## EXTRACTED RECORDS:
____
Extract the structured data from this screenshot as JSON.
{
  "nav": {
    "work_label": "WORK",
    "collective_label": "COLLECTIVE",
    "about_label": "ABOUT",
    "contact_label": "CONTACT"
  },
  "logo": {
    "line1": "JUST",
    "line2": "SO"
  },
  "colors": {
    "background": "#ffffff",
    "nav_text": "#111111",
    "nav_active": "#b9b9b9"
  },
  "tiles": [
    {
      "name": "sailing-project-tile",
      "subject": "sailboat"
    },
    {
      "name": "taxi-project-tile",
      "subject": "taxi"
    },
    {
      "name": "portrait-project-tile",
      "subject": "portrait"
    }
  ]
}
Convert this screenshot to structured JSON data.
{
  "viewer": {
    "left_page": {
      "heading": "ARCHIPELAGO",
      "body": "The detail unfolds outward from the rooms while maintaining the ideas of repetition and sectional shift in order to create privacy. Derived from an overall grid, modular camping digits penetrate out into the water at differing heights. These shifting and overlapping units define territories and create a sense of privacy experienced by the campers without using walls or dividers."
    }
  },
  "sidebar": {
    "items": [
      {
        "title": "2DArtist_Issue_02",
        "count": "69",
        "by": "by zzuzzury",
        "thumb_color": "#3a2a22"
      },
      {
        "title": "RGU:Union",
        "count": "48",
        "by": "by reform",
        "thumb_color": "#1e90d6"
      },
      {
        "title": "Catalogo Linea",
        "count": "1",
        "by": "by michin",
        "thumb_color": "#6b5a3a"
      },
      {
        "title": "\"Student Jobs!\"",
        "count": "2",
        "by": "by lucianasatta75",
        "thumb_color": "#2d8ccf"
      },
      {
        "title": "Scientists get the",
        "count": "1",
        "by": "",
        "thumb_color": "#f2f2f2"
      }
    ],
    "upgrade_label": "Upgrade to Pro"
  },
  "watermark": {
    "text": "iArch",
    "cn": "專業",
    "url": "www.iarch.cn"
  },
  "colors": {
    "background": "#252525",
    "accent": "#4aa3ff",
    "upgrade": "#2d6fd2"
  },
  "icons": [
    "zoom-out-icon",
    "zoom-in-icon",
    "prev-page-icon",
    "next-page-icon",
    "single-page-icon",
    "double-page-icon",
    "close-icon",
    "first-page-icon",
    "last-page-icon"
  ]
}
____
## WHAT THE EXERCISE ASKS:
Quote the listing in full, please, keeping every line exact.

## SOLUTION TO THE EXERCISE:
Extract the structured data from this screenshot as JSON.
{
  "nav": {
    "work_label": "WORK",
    "collective_label": "COLLECTIVE",
    "about_label": "ABOUT",
    "contact_label": "CONTACT"
  },
  "logo": {
    "line1": "JUST",
    "line2": "SO"
  },
  "colors": {
    "background": "#ffffff",
    "nav_text": "#111111",
    "nav_active": "#b9b9b9"
  },
  "tiles": [
    {
      "name": "sailing-project-tile",
      "subject": "sailboat"
    },
    {
      "name": "taxi-project-tile",
      "subject": "taxi"
    },
    {
      "name": "portrait-project-tile",
      "subject": "portrait"
    }
  ]
}
Convert this screenshot to structured JSON data.
{
  "viewer": {
    "left_page": {
      "heading": "ARCHIPELAGO",
      "body": "The detail unfolds outward from the rooms while maintaining the ideas of repetition and sectional shift in order to create privacy. Derived from an overall grid, modular camping digits penetrate out into the water at differing heights. These shifting and overlapping units define territories and create a sense of privacy experienced by the campers without using walls or dividers."
    }
  },
  "sidebar": {
    "items": [
      {
        "title": "2DArtist_Issue_02",
        "count": "69",
        "by": "by zzuzzury",
        "thumb_color": "#3a2a22"
      },
      {
        "title": "RGU:Union",
        "count": "48",
        "by": "by reform",
        "thumb_color": "#1e90d6"
      },
      {
        "title": "Catalogo Linea",
        "count": "1",
        "by": "by michin",
        "thumb_color": "#6b5a3a"
      },
      {
        "title": "\"Student Jobs!\"",
        "count": "2",
        "by": "by lucianasatta75",
        "thumb_color": "#2d8ccf"
      },
      {
        "title": "Scientists get the",
        "count": "1",
        "by": "",
        "thumb_color": "#f2f2f2"
      }
    ],
    "upgrade_label": "Upgrade to Pro"
  },
  "watermark": {
    "text": "iArch",
    "cn": "專業",
    "url": "www.iarch.cn"
  },
  "colors": {
    "background": "#252525",
    "accent": "#4aa3ff",
    "upgrade": "#2d6fd2"
  },
  "icons": [
    "zoom-out-icon",
    "zoom-in-icon",
    "prev-page-icon",
    "next-page-icon",
    "single-page-icon",
    "double-page-icon",
    "close-icon",
    "first-page-icon",
    "last-page-icon"
  ]
}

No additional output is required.